Horace White, 1854, detail

Horace White helped supply the free-soil settlers in Kansas with arms and ammunition, befriended Abraham Lincoln, and covered the Lincoln-Douglas Debates for his Republican newspaper, all before he was twenty-five. He went on to become the editor of the New York Evening Post and one of the country’s leading writers on finance and economics. Born in New Hampshire, he grew up in Beloit, Wisconsin, where his father worked for the New England Emigration Company aiding anti-slavery settlement in the West. He graduated from Beloit College and took a post as city editor of the Chicago Evening Journal, where he met Lincoln, then became assistant secretary of the National Kansas Committee in 1856, dealing with, among others, the sons of John Brown.
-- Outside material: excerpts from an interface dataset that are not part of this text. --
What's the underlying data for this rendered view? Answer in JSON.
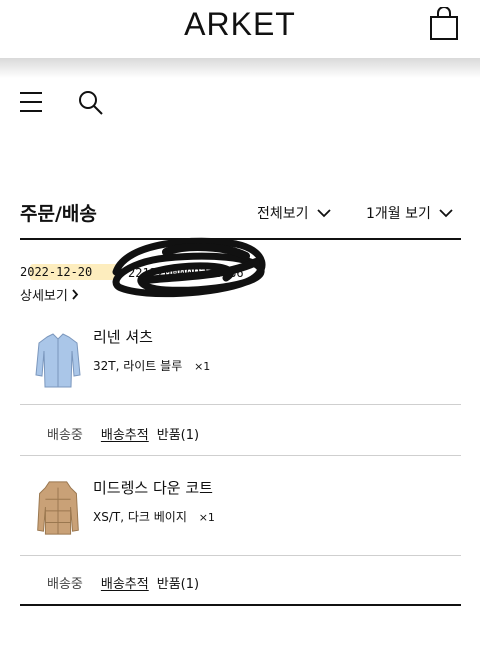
{
  "header": {
    "brand": "ARKET",
    "bag_icon": "shopping-bag-icon",
    "menu_icon": "hamburger-menu-icon",
    "search_icon": "search-icon"
  },
  "orders": {
    "title": "주문/배송",
    "filter_all": "전체보기",
    "filter_period": "1개월 보기",
    "order_date": "2022-12-20",
    "order_number": "2212200009246166",
    "detail_link": "상세보기"
  },
  "items": [
    {
      "name": "리넨 셔츠",
      "option": "32T, 라이트 블루",
      "qty": "×1",
      "status": "배송중",
      "track_label": "배송추적",
      "return_label": "반품(1)",
      "color": "#aac6e8"
    },
    {
      "name": "미드렝스 다운 코트",
      "option": "XS/T, 다크 베이지",
      "qty": "×1",
      "status": "배송중",
      "track_label": "배송추적",
      "return_label": "반품(1)",
      "color": "#c9a177"
    }
  ],
  "colors": {
    "highlight": "#fad76e",
    "text": "#111111",
    "divider": "#cfcfcf"
  }
}
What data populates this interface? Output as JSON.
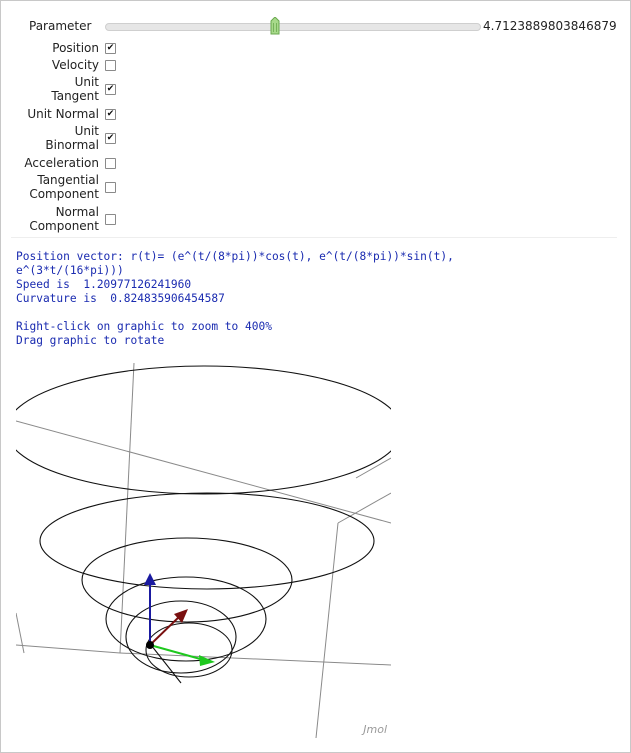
{
  "controls": {
    "parameter_label": "Parameter",
    "parameter_value": "4.7123889803846879",
    "parameter_fraction": 0.45
  },
  "options": [
    {
      "label_lines": [
        "Position"
      ],
      "checked": true
    },
    {
      "label_lines": [
        "Velocity"
      ],
      "checked": false
    },
    {
      "label_lines": [
        "Unit",
        "Tangent"
      ],
      "checked": true
    },
    {
      "label_lines": [
        "Unit Normal"
      ],
      "checked": true
    },
    {
      "label_lines": [
        "Unit",
        "Binormal"
      ],
      "checked": true
    },
    {
      "label_lines": [
        "Acceleration"
      ],
      "checked": false
    },
    {
      "label_lines": [
        "Tangential",
        "Component"
      ],
      "checked": false
    },
    {
      "label_lines": [
        "Normal",
        "Component"
      ],
      "checked": false
    }
  ],
  "info": {
    "line1": "Position vector: r(t)= (e^(t/(8*pi))*cos(t), e^(t/(8*pi))*sin(t),",
    "line2": "e^(3*t/(16*pi)))",
    "line3": "Speed is  1.20977126241960",
    "line4": "Curvature is  0.824835906454587",
    "line5": "Right-click on graphic to zoom to 400%",
    "line6": "Drag graphic to rotate"
  },
  "viewer": {
    "brand": "Jmol",
    "colors": {
      "curve": "#111111",
      "box": "#8a8a8a",
      "binormal": "#1a1aa0",
      "normal": "#7a1010",
      "tangent": "#1ec81e",
      "point": "#000000"
    }
  },
  "colors": {
    "info_text": "#1a2bb0",
    "slider_thumb": "#8ec86a"
  }
}
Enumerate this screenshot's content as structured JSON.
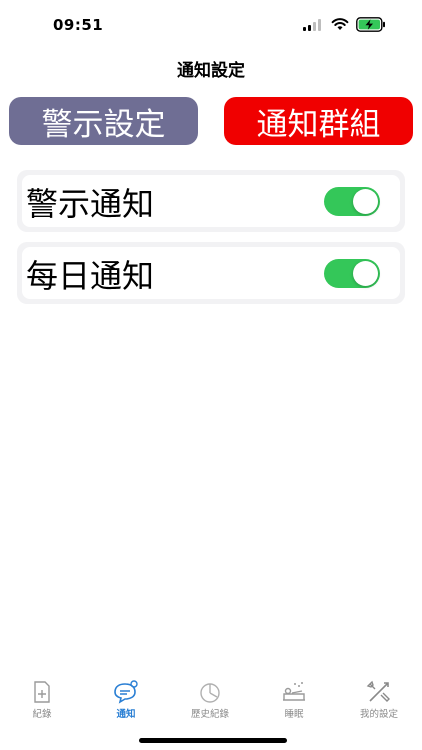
{
  "status_bar": {
    "time": "09:51"
  },
  "nav": {
    "title": "通知設定"
  },
  "buttons": {
    "alert_settings": "警示設定",
    "notification_groups": "通知群組"
  },
  "settings": [
    {
      "label": "警示通知",
      "enabled": true
    },
    {
      "label": "每日通知",
      "enabled": true
    }
  ],
  "tabs": [
    {
      "label": "紀錄",
      "icon": "record-icon",
      "active": false
    },
    {
      "label": "通知",
      "icon": "notification-icon",
      "active": true
    },
    {
      "label": "歷史紀錄",
      "icon": "history-icon",
      "active": false
    },
    {
      "label": "睡眠",
      "icon": "sleep-icon",
      "active": false
    },
    {
      "label": "我的設定",
      "icon": "settings-tools-icon",
      "active": false
    }
  ],
  "colors": {
    "alert_button": "#6f6e94",
    "group_button": "#f00000",
    "toggle_on": "#34c759",
    "active_tab": "#2a7fd4",
    "inactive_tab": "#8a8a8a"
  }
}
By 1858 he was at the Chicago Tribune and covered, with shorthand expert Robert R. Hitt, the senatorial debates of that year, providing readers a verbatim transcript each following day. He also met Henry Villard at this time and during the war the two operated a news agency in Washington D.C. When Villard later purchased the New York Evening Post, he installed his friend as one of the editors and White worked there till his retirement. His reputation as a reporter and writer on financial matters was unequalled and he served as chair of New York's committee investigating Wall Street in 1908. Described always as kind and sympathetic, he was twice married and was survived by three daughters when he died in New York City in September, 1916. (By John Osborne)

Life span: 
08/10/1834 to 09/16/1916


How to Cite This Page: "White, Horace," House Divided: The Civil War Research Engine at Dickinson College,